Throughout her career, she maintained and expanded this database, as later spacecraft missions returned increasingly detailed images of Mars. Nadine used the morphologies of layer ejecta to determine the depths to subsurface reservoirs of volatiles on Mars . She identified and quantified the different degradation processes affecting Martian craters. She investigated the role of the historical change of Mars’ pole obliquity on the formation and degradation of high-latitude craters in the creation of Low-Aspect-Ratio Layered Ejecta and Pedestal craters observed only at mid-to-high latitudes on Mars . She compared layered ejecta and central pit crater structure from Mars − having both an atmosphere and ground water/ice, and Ganymede − having ground ice but no atmosphere, to determine what effect an atmosphere plays in the formation of these surface layers. She authored the textbook Mars: An Introduction to its Interior, Surface, and Atmosphere in 2008 , which was updated and reissued in 2014 . Asteroid 15466 Barlow is named in her honor by the International Astronomical Union.
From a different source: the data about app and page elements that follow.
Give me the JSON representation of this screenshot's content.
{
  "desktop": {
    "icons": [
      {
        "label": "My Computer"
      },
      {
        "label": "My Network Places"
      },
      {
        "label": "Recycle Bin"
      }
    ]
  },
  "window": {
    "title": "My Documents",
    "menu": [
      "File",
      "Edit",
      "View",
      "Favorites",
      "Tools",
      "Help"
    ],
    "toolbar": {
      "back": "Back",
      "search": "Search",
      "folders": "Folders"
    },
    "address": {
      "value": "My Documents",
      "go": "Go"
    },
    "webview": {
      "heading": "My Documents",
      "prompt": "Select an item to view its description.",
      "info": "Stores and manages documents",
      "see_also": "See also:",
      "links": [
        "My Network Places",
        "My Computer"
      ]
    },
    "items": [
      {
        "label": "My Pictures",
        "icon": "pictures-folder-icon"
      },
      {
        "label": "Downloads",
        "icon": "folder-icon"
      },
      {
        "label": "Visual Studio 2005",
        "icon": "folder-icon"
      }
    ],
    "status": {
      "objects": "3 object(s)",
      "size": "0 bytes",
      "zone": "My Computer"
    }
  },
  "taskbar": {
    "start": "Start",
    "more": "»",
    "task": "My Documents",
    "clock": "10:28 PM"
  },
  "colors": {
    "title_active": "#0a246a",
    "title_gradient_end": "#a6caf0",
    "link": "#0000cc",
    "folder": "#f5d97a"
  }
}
Nadine was central to the creation of the Mars Crater Consortium in the late 1990s. This has become the Planetary Data Consortium, comprising about 30 international impact-cratering specialists. It provides a forum for the discussion of studies of the morphology, occurrence, effects, and implications of impact craters on all planetary bodies, and is open to anyone interested in the study of impact crater morphology and morphometry and their populations on planetary bodies. Nadine served as the chair of this consortium for the first 15 years of its existence, establishing its direction and character.
The wider planetary science community also benefited from Nadine’s involvement. She served the Division for Planetary Sciences, American Astronomical Society, as Press Officer, Treasurer, and on the governing committee. She served on the Meteoritical Society’s Barringer Award Committee. Nadine brought the Arizona Space Grant Program to NAU, and fostered cooperation between NAU, Lowell Observatory, and the US Geological Survey. She served as the Director, NAU Space Grant Program and Associate Director, Arizona Space Grant Consortium.
Friends and colleagues remember Nadine’s positive outlook toward life, describing her thusly: “When I think of her, I think of her smiling and laughing.” “She was always so upbeat and uplifted those around her.” “I met her once at a conference and she was the kindest, most gracious person you'd come across in the room.”
Nadine loved her cats, Mexican cuisine, travel, baseball (especially the California Angels), anything purple, and the geology of Flagstaff. She had a special affinity for Meteor Crater, where some of her ashes were scattered. The rest of her remains are buried next to her parents in Minnesota. She is survived by her sister, Sharlyn Hayden of Reno, Nevada, several nieces and nephews and their families.
Throughout her career, Nadine made many lifelong friends, and she will be missed by all of us.